Was the design of the Re 2006 and 2007 real. Did the Italians plan on its own design of a jet fighter.
Some sources reported the Re 2007 was nothing but a paper project during the war.
Over the decades, aviation experts suspected all the drawings were made after the war.


So could all this have been a fabricated story, its up to the reader to decide or do the research yourself.
The Re 2007 looked too futuristic with swept wings and tail, bubble canopy for the pilot, and tricycle landing gear, it looked like a 1950's jet aircraft and was similar to the North American F-86 Sabre.
But one has to look at other wartime designs such as the Messerschmitt Me P.1101, and the Me P.1111, the Focke-Wulf Ta-183 or how about the wild and far out Messerschmitt Me P.1109 Scissors wing/Oblique wing.
Did you know that decades later the United States developed and tested the Ames-Dryden AD-1 scissor wing concept...



Messerschmitt Me 262 V-3 (PC+UC) flew on jet power
18 July 1942 w/Fritz Wendel at the controls.
I thank the editor/ww2db for allowing me to share my knowledge of little known facts of WWII...

All visitor submitted comments are opinions of those making the submissions and do not reflect views of WW2DB.

Posting Your Comments on this Topic

Your Name
Your Email
 Your email will not be published
Comment Type
Your Comments
Security Code



1. We hope that visitor conversations at WW2DB will be constructive and thought-provoking. Please refrain from using strong language. HTML tags are not allowed. Your IP address will be tracked even if you remain anonymous. WW2DB site administrators reserve the right to moderate, censor, and/or remove any comment. All comment submissions will become the property of WW2DB.

2. For inquiries about military records for members of the World War II armed forces, please see our FAQ.

Change View
Desktop View

Search WW2DB & Partner Sites

Famous WW2 Quote
"No bastard ever won a war by dying for his country. You win the war by making the other poor dumb bastard die for his country!"
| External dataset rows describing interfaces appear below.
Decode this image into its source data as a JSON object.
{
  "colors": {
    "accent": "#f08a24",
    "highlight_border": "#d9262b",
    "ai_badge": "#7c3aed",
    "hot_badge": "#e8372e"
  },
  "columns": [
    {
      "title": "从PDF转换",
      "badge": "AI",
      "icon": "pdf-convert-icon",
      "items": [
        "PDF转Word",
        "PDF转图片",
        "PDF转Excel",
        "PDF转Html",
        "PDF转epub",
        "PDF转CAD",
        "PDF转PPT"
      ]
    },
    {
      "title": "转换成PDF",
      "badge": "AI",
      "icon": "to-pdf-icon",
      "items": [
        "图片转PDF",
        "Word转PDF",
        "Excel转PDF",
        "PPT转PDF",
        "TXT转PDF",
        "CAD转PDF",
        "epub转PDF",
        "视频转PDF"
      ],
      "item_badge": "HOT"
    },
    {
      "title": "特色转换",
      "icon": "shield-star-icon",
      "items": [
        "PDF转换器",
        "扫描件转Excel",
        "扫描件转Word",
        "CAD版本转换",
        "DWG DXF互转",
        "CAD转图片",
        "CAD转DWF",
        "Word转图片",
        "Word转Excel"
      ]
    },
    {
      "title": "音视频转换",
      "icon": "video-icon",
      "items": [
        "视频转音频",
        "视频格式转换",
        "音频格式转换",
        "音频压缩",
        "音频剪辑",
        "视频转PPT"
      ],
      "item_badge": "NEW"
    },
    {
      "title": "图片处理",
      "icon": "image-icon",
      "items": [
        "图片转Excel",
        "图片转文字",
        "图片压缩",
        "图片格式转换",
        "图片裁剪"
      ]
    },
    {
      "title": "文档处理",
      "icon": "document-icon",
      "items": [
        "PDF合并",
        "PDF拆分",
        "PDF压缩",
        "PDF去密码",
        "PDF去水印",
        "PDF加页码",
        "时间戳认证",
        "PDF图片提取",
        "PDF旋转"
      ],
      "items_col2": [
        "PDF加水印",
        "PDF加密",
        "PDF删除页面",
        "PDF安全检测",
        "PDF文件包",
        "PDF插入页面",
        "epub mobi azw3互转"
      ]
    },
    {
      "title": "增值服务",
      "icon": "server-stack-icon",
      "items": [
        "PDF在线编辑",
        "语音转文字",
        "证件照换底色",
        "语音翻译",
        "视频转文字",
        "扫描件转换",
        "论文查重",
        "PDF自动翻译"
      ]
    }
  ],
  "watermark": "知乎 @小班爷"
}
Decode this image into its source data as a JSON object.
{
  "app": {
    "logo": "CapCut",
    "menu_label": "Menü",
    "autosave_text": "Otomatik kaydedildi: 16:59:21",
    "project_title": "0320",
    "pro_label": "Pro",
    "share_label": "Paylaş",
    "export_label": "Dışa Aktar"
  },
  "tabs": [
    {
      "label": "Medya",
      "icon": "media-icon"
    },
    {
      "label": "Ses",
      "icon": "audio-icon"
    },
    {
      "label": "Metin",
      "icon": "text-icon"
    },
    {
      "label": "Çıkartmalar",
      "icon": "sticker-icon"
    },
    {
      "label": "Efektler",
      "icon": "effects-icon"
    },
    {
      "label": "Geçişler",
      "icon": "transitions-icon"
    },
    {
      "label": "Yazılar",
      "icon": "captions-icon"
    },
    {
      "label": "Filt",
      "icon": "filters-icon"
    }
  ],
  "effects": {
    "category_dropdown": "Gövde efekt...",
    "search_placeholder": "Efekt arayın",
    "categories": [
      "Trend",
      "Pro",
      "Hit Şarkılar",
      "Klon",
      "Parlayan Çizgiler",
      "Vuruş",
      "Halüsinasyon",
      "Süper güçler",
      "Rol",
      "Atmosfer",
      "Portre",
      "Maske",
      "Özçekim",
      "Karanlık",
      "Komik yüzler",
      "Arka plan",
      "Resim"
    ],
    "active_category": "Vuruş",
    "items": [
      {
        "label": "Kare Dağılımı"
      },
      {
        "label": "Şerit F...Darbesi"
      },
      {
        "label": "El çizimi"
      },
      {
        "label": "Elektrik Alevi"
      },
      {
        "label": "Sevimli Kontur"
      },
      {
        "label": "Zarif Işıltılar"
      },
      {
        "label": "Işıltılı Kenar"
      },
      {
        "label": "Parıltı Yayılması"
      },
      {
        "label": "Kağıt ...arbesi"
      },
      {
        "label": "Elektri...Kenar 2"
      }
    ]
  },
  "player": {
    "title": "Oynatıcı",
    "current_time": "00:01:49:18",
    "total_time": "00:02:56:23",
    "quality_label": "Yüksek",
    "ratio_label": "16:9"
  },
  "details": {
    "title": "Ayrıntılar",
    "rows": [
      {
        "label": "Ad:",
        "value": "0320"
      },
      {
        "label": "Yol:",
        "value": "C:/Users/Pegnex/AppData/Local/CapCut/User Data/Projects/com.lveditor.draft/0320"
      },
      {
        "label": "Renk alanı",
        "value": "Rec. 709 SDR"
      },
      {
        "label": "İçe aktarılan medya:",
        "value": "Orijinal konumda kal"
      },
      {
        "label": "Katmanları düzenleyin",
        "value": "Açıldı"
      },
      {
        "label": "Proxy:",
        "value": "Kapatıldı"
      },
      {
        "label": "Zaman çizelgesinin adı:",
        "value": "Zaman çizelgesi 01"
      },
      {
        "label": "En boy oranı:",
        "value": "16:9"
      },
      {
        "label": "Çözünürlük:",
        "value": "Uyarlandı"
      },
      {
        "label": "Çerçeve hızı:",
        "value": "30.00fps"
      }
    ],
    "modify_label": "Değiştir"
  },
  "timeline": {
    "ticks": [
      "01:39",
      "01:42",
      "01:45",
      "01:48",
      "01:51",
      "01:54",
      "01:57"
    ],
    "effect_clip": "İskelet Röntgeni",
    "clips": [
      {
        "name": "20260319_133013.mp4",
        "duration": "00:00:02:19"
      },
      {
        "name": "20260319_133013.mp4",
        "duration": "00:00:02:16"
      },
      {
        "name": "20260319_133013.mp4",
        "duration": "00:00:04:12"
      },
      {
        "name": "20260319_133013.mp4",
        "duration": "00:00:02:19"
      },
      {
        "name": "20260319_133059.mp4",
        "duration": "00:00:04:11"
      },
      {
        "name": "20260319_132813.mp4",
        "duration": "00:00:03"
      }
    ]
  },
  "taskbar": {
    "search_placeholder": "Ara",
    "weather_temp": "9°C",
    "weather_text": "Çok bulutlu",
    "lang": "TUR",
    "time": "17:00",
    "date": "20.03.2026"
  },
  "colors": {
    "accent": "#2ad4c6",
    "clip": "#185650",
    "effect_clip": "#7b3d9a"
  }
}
George Patton, 31 May 1944

Support Us

Please consider supporting us on Patreon. Even $1 a month will go a long way. Thank you!

Or, please support us by purchasing some WW2DB merchandise at TeeSpring, Thank you!